Karber had only good things to report about the unit, which had already been discredited as a private oligarch army. He wrote that the staff and volunteers were dominated by middle class people and that there was a large professional staff that was even “working on the holiday.” Breedlove responded that these insights were “quietly finding their way into the right places.”
Highly Controversial Figure
In fact, Karber is a highly controversial figure. During the 1980s, the longtime BDM employee, was counted among the fiercest Cold War hawks. Back in 1985, he warned of an impending Soviet attack on the basis of documents he had translated incorrectly.
He also blundered during the Ukraine crisis after sending photos to US Senator James Inhofe, claiming to show Russian units in Ukraine. Inhofe released the photos publicly, but it quickly emerged that one had originated from the 2008 war in Georgia.
By November 10, 2014, at the latest, Breedlove must have recognized that his informant was on thin ice. That’s when Karber reported that the separatists were boasting they had a tactical nuclear warhead for the 2S4 mortar. Karber himself described the news as “weird,” but also added that “there is a lot of ‘crazy’ things going on” in Ukraine.
The reasons that Breedlove continued to rely on Karber despite such false reports remain unclear. Was he willing to pay any price for weapons deliveries? Or did he have other motives? The emails illustrate the degree to which Breedlove and his fellow campaigners feared that Congress might reduce the number of US troops in Europe.
Karber confirmed the authenticity of the leaked email correspondence. Regarding the questions about the accuracy of his reports, he told SPIEGEL that, “like any information derived from direct observation at the front during the ‘fog of war,’ it is partial, time sensitive, and perceived through a personal perspective.” Looking back with the advantage of hindsight and a more comprehensive perspective, “I believe that I was right more than wrong,” Karber writes, “but certainly not perfect.” He adds that, “in 170 days at the front, I never once met a German military or official directly observing the conflict.”
Great Interest in Berlin
Breedlove’s leaked email correspondences were read in Berlin with great interest. A year ago, word of the NATO commander’s “dangerous propaganda” was circulating around Merkel’s Chancellery. In light of the new information, officials felt vindicated in their assessment. Germany’s Federal Foreign Office has expressed similar sentiment, saying that fortunately “influential voices had continuously advocated against the delivery of ‘lethal weapons.'”

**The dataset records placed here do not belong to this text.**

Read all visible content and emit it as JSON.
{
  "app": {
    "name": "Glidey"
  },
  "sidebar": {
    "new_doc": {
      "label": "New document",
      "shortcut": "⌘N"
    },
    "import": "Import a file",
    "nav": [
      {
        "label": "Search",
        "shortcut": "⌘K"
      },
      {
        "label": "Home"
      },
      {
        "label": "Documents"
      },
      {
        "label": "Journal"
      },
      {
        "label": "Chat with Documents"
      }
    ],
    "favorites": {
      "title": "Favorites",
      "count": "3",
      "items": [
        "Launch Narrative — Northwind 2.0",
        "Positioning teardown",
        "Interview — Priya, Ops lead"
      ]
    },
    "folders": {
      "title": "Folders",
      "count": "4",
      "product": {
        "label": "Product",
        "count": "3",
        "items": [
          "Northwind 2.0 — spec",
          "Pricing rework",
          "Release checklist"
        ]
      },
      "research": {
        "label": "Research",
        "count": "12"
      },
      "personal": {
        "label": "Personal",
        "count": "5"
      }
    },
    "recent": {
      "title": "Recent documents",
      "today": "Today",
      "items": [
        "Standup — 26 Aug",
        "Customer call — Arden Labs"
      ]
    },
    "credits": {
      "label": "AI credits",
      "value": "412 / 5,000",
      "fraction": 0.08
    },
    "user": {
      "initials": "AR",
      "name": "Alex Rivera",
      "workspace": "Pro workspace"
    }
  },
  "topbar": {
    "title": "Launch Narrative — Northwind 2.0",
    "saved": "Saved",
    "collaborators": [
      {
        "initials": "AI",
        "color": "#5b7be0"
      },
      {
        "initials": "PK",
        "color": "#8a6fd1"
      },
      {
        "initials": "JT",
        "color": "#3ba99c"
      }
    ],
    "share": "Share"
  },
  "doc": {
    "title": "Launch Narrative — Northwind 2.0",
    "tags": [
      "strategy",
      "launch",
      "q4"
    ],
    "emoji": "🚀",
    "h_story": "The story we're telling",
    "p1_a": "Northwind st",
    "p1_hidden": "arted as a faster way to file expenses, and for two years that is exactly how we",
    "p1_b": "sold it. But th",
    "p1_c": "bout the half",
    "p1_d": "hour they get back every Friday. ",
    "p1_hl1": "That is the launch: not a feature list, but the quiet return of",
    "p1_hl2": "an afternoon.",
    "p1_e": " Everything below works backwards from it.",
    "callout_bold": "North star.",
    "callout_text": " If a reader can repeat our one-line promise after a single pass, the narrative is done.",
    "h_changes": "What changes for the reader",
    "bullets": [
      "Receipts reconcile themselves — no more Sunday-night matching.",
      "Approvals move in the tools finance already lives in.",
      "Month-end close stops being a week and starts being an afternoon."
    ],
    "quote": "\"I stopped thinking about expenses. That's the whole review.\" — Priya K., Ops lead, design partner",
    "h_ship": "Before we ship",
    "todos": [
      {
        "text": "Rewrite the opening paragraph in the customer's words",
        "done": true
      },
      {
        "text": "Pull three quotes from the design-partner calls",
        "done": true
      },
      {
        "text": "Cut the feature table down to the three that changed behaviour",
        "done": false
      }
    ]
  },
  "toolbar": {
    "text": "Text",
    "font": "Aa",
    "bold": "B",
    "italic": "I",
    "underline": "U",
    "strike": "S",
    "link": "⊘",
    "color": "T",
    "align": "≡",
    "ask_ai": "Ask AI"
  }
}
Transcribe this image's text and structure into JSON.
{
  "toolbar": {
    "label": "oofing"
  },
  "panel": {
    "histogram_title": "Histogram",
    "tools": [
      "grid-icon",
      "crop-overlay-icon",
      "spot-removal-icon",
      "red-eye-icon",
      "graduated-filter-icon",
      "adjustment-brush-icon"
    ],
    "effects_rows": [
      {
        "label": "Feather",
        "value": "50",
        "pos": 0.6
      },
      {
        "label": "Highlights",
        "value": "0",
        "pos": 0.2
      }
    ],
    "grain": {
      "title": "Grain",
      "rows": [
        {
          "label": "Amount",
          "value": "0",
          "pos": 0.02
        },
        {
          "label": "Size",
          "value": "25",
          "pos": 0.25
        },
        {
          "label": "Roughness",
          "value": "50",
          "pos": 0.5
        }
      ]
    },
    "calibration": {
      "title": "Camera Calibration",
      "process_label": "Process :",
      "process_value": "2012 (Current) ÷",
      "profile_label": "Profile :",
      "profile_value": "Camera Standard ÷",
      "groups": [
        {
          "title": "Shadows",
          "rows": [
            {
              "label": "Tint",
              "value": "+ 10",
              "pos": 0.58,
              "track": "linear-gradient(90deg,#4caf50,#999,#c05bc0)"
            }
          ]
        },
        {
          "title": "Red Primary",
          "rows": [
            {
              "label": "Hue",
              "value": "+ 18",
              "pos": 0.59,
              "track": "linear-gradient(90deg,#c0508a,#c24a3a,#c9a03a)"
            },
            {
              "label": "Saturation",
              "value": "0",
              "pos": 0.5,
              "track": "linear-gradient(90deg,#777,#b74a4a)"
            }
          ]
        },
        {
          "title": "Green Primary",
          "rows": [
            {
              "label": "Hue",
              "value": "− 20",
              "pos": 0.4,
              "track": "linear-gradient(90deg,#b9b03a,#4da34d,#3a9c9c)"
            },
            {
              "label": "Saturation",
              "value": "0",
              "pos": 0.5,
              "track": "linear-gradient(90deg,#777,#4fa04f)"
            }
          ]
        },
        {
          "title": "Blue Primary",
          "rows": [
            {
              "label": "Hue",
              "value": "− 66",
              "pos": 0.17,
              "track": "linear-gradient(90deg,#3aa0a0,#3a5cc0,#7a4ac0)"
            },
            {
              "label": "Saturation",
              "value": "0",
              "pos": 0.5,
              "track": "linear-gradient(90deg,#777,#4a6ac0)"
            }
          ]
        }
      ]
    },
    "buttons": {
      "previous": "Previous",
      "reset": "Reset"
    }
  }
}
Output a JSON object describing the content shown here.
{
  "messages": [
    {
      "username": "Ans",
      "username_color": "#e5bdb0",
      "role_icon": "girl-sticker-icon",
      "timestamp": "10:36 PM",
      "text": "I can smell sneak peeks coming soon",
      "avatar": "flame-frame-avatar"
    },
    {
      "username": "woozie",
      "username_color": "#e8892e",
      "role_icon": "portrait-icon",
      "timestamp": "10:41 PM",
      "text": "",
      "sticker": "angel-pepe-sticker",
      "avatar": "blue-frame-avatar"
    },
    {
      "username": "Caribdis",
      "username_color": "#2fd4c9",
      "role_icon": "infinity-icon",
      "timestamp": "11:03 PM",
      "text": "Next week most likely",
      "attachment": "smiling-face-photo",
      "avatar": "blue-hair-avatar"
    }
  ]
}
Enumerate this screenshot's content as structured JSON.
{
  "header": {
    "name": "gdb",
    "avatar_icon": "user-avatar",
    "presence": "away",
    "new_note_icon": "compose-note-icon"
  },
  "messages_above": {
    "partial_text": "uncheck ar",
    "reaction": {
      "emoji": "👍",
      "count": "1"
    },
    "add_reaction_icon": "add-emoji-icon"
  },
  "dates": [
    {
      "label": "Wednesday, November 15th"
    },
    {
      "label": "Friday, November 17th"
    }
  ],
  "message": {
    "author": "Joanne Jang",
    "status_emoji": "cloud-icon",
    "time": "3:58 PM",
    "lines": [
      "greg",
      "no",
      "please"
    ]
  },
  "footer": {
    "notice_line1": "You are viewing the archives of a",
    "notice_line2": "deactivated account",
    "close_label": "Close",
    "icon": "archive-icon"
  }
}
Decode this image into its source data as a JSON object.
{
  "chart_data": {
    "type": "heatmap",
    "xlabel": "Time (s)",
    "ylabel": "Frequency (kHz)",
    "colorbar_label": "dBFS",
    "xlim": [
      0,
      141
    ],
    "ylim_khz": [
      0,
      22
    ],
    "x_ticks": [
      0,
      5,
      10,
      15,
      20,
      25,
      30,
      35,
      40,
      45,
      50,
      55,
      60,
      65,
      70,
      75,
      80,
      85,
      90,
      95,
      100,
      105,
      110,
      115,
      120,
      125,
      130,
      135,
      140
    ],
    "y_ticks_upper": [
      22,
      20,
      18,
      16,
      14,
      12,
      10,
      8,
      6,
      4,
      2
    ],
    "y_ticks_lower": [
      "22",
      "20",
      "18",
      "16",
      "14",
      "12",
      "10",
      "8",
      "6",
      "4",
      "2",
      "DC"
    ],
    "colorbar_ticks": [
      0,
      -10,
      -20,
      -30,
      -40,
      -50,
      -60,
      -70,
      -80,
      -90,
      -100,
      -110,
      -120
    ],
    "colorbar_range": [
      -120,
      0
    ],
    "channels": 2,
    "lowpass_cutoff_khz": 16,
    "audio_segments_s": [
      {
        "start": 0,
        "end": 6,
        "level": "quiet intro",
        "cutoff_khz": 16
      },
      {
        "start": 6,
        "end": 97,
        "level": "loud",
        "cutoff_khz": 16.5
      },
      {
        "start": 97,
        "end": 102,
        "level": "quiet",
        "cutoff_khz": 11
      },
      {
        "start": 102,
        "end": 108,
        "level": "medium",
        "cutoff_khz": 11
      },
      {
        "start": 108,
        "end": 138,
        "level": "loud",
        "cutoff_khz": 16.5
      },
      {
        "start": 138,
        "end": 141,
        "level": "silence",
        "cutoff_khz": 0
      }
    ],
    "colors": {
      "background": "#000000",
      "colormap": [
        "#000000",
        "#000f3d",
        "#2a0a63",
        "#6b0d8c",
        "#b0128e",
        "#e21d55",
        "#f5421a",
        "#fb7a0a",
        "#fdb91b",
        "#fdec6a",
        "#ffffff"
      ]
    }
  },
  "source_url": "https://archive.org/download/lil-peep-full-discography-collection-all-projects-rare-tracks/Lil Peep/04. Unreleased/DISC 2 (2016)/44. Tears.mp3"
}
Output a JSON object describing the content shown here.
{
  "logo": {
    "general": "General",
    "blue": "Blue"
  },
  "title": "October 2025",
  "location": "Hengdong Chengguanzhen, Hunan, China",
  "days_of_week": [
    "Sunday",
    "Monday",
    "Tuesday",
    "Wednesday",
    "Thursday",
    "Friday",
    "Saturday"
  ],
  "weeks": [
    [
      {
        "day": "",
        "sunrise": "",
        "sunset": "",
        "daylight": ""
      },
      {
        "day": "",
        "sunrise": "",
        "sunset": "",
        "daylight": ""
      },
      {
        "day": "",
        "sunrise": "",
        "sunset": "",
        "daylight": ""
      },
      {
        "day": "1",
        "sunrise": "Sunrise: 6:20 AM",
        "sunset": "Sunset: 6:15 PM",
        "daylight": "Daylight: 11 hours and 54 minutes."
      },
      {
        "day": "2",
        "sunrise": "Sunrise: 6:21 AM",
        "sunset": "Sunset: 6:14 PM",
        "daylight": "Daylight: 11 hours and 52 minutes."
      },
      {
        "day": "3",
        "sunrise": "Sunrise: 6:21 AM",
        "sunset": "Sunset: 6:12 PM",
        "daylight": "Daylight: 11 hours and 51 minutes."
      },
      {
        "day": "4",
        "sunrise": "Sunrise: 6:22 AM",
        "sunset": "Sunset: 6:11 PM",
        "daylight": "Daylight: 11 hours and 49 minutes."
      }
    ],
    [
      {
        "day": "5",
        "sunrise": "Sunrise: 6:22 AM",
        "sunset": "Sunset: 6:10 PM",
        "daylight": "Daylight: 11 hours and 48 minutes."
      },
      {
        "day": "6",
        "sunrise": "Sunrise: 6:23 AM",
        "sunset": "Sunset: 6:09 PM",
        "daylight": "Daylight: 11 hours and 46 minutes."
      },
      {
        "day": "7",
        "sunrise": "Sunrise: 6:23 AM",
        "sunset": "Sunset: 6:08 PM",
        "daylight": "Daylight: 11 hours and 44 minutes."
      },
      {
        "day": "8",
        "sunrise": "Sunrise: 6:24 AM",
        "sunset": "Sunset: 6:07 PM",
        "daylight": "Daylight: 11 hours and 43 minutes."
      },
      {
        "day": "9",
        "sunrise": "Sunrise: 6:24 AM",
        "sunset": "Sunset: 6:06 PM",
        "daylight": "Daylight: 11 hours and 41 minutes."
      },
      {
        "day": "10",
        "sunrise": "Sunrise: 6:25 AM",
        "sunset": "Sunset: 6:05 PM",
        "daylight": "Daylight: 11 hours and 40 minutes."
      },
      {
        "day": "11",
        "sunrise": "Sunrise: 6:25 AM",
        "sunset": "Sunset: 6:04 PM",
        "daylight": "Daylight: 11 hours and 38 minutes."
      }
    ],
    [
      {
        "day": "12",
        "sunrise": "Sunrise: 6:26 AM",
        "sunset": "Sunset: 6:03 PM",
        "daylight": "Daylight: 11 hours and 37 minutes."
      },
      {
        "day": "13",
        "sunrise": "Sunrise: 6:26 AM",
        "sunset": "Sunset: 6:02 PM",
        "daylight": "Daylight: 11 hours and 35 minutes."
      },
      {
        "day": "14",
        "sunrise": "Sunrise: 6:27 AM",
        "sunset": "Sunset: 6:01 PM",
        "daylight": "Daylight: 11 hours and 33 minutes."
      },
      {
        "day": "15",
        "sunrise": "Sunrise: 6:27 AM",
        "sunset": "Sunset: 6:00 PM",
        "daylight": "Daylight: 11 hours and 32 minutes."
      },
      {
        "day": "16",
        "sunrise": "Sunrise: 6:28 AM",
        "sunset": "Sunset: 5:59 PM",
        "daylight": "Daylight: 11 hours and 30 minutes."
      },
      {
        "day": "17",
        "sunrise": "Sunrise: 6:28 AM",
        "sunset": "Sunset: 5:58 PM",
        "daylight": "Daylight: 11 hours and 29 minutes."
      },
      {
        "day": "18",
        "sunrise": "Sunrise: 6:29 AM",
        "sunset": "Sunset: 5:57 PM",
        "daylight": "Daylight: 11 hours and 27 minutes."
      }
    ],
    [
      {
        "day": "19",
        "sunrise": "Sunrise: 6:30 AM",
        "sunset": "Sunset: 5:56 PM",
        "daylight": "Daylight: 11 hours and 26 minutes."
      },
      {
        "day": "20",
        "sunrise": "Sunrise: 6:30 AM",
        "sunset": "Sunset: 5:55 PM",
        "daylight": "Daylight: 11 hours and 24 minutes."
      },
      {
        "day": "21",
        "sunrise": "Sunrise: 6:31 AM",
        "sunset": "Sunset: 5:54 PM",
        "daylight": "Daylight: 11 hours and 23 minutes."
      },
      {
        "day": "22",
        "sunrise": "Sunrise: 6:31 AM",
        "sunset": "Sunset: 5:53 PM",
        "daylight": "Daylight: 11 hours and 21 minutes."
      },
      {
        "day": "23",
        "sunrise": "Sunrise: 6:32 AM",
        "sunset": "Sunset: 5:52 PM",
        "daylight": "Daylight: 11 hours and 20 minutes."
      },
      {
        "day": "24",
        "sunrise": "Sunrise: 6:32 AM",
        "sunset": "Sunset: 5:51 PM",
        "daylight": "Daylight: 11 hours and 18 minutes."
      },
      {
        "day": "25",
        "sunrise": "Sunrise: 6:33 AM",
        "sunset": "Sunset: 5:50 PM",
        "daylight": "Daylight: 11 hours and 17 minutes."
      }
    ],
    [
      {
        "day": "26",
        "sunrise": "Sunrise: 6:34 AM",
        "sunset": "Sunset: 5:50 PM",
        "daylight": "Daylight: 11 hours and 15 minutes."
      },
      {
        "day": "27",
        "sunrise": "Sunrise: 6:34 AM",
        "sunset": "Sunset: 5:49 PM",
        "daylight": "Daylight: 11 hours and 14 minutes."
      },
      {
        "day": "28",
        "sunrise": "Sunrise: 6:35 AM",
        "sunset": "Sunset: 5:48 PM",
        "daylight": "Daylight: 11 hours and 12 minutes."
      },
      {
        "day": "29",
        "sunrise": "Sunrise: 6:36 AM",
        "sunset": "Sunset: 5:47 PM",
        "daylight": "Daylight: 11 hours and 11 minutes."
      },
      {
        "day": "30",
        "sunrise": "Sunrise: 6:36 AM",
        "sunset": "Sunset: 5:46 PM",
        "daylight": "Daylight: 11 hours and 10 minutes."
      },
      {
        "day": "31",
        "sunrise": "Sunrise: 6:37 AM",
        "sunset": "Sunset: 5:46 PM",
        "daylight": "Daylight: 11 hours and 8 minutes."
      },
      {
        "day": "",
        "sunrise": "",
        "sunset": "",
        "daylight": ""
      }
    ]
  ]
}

Karber says he finds it “obscene that the most effective sanction of this war is not the economic limits placed on Russia, but the virtual complete embargo of all lethal aid to the victim. I find this to be the height of sophistry — if a woman is being attacked by a group of hooligans and yells out to the crowd or passersby, ‘Give me a can of mace,’ is it better to not supply it because the attackers could have a knife and passively watch her get raped?”
General Breedlove’s departure from his NATO post in May has done little to placate anyone in the German government. After all, the man Breedlove regarded as an obstacle, President Obama, is nearing the end of his second term. His possible successor, the Democrat Hillary Clinton, is considered a hardliner vis-a-vis Russia.
What’s more: Nuland, a diplomat who shares many of the same views as Breedlove, could move into an even more important role after the November election — she’s considered a potential candidate for secretary of state.